* _Action item_: Each line in the entries that has the word "建站之星" has to be copied.

[Dataset rows describing interfaces]

-- Opening Marker --

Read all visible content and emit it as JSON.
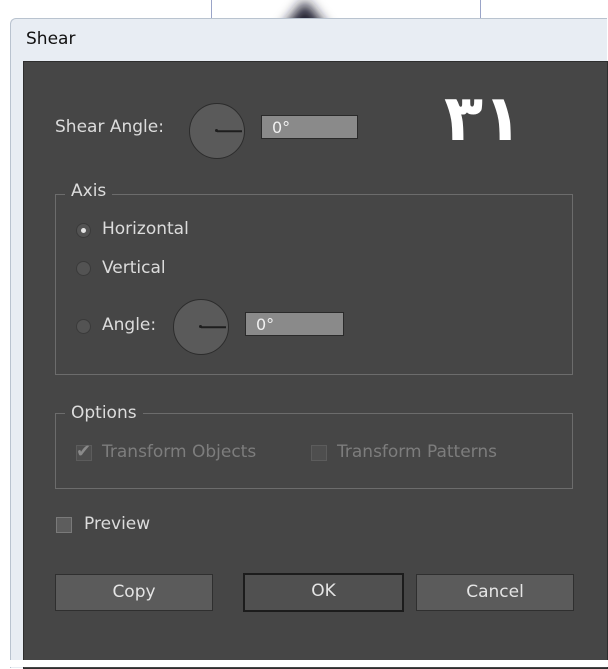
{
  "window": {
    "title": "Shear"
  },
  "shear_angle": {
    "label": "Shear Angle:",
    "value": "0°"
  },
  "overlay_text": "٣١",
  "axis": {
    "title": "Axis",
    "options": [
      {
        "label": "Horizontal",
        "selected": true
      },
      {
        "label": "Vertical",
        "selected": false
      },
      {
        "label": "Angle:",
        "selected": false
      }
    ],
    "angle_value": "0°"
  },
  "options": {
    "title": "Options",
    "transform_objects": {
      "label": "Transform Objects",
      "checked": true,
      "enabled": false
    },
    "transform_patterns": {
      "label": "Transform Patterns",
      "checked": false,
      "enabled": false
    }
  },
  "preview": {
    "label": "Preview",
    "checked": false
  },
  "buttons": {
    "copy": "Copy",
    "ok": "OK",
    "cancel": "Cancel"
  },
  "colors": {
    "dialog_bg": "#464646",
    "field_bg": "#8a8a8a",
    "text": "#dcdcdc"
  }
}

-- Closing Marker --
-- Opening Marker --

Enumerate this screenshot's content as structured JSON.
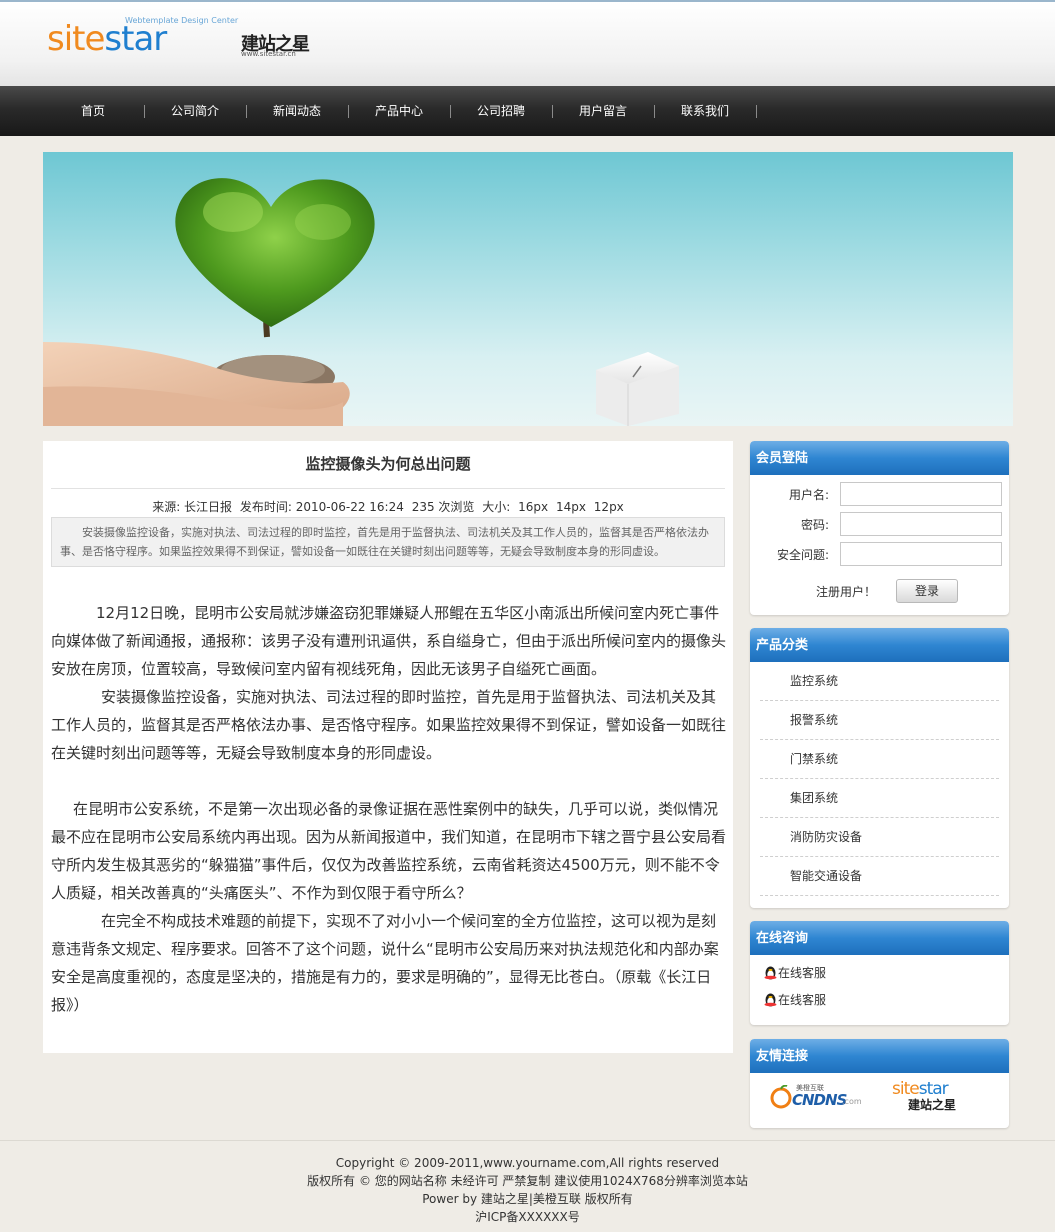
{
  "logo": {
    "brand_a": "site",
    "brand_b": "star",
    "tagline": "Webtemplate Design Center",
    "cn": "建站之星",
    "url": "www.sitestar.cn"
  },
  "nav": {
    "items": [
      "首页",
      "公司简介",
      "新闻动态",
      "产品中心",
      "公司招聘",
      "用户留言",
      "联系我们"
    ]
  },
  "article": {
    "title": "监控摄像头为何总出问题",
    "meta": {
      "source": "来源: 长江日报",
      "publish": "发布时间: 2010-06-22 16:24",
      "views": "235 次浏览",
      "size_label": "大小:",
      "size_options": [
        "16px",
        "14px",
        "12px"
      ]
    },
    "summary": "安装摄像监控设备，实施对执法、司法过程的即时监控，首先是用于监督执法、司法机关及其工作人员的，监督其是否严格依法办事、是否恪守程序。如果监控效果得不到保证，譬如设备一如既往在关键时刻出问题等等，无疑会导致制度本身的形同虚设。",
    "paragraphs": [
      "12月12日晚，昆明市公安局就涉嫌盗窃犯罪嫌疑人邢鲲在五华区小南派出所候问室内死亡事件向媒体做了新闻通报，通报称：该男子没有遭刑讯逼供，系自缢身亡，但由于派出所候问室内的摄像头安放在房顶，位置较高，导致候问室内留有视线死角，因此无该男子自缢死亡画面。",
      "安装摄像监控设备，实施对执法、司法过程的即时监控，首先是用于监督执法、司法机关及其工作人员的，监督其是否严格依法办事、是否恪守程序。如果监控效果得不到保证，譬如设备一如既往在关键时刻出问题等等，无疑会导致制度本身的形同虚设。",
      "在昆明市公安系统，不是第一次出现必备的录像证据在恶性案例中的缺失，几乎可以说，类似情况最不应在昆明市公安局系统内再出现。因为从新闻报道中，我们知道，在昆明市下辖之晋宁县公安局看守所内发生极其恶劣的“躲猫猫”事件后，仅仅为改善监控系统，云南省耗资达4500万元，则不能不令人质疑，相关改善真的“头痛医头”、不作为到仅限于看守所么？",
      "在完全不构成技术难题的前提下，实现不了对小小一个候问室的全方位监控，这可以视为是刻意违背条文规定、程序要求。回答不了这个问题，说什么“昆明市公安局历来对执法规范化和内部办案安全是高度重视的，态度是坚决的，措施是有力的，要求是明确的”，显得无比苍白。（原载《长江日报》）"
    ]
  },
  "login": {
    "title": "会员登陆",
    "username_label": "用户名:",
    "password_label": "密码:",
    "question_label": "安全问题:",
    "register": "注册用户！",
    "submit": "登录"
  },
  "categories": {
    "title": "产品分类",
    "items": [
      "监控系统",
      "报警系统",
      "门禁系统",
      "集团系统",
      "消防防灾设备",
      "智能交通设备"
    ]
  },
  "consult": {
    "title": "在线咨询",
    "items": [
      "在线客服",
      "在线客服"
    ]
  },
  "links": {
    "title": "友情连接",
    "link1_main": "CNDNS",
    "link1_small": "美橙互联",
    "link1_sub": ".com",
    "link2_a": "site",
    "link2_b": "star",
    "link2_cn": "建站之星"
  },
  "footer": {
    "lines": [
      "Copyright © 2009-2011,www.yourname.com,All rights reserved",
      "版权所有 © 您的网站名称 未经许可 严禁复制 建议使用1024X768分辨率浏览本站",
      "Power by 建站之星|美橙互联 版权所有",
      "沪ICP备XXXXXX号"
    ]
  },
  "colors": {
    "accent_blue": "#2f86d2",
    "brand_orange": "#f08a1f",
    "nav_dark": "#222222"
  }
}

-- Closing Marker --
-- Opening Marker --

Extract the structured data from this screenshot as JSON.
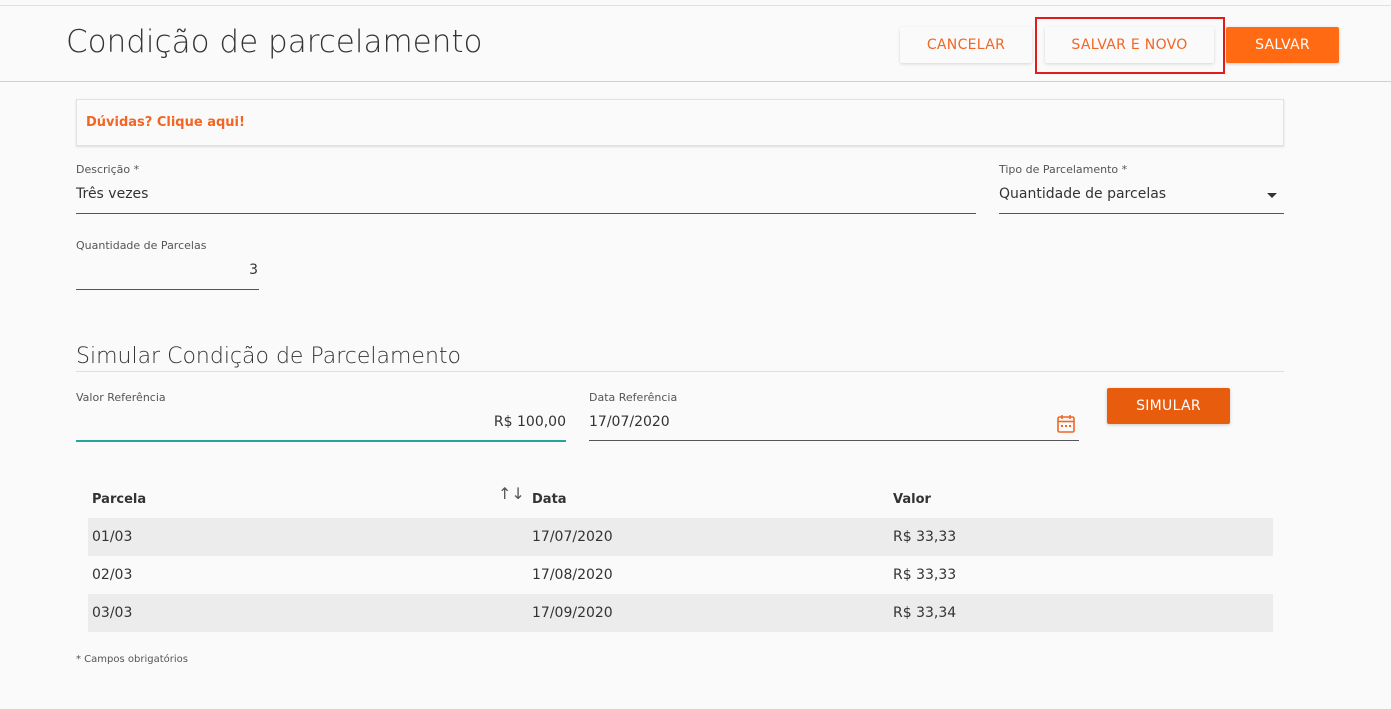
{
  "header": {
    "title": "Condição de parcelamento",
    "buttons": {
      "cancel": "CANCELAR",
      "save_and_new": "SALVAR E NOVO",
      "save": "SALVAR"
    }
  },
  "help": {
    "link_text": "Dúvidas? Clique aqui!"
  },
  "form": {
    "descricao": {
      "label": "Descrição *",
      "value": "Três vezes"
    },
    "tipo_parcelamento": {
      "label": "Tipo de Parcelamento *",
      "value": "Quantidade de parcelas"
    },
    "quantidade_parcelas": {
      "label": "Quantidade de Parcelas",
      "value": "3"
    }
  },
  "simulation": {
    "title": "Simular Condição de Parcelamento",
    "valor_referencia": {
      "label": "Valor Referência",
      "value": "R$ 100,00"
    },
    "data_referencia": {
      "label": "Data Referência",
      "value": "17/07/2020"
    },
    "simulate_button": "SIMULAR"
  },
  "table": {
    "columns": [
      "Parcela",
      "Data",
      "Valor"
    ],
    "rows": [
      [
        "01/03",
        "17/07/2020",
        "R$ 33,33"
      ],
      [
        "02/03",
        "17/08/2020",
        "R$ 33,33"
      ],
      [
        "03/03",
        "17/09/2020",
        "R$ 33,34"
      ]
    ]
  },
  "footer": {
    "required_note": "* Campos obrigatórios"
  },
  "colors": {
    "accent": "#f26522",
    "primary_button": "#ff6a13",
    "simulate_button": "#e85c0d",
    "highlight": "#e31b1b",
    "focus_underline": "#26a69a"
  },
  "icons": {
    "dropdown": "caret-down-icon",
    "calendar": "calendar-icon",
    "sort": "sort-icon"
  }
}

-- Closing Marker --

* _Answer to the exercise_:
    "cn": "建站之星",
    "link2_cn": "建站之星"
      "Power by 建站之星|美橙互联 版权所有",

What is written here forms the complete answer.